Increase Your Chances of Winning the Lottery by Studying the Numbers


The lottery is a game of chance in which numbers are drawn to determine a winner. It is a form of gambling and often offers large cash prizes. The lottery is also a popular way to raise funds for charity. It is legal in most countries. Lotteries have a long history in Europe and America, dating back to the 15th century.

Lotteries are the largest and most popular form of gambling in the United States, and Americans spent more than $100 billion on tickets in 2021. This is an average of $600 per household. This money could be used to pay down debt, save for emergencies, or invest in a business. Instead, people are wasting it on tickets hoping to win a big jackpot.

There are many ways to play the lottery, from buying a single ticket to investing in an entire syndicate. But, no matter what method you choose, you can increase your odds of winning by studying the numbers and learning how they work.

Using this knowledge can help you avoid the common mistakes that most players make and improve your chances of becoming a winner. Here are a few tips that can help you:

First, study the number patterns on the ticket. You can do this by charting the “random” outside numbers that repeat and looking for “singletons.” A group of singletons on a scratch-off card typically signals a winning ticket 60-90% of the time. This doesn’t mean you’ll be the next big lottery winner, but it is an excellent way to increase your odds of winning.

Lotteries cannot be accounted for by decision models based on expected value maximization, as the expected gain is far less than the ticket price. But, more general models that take into account risk-seeking and hedonic utility can explain why people buy tickets.

During the Revolutionary War, various state governments used lotteries to raise money for public projects. They were popular and widely viewed as a painless form of taxation. But, there were many critics, including Alexander Hamilton, who wrote that lotteries were “a most unjust and abominable practice.”

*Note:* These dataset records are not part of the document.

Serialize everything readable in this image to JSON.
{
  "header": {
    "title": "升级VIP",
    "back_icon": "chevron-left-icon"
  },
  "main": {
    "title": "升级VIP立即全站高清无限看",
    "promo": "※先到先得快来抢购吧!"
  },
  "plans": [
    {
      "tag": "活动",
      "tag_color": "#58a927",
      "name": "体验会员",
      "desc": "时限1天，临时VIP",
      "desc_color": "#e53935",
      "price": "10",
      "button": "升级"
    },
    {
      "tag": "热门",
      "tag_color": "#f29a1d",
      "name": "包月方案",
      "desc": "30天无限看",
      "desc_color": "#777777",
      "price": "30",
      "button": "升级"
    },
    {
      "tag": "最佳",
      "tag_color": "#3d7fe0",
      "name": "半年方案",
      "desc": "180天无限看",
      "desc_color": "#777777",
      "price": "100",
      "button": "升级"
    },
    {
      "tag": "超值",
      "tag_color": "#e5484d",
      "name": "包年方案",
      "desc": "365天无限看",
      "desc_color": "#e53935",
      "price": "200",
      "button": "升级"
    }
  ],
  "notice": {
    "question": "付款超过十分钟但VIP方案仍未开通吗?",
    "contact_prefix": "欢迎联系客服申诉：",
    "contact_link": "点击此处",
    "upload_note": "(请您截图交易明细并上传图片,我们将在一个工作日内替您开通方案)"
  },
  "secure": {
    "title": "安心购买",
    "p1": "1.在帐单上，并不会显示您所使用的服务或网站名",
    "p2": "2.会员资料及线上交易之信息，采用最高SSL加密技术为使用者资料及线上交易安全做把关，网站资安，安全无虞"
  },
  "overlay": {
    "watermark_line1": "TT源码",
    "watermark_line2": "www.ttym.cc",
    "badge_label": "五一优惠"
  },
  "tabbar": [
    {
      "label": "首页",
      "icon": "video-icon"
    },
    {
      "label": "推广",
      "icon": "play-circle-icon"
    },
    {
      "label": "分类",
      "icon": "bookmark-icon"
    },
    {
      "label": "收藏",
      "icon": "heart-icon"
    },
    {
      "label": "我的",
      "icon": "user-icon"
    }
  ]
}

Although the lottery was once seen as a way to distribute wealth among the masses, the fact is that it is not a great way to get rich. Attaining true wealth requires years of hard work and focus on a singular goal. However, the lottery is a quick way to get rich and can distract you from building your true wealth.

The lottery is a regressive activity, meaning that it costs poorer people more than it benefits them. It is important to understand the regressivity of the lottery so you can be a more informed consumer and avoid wasting your hard-earned money. Also, don’t forget that winning the lottery can be very expensive, and you should always have an emergency fund to cover unexpected expenses.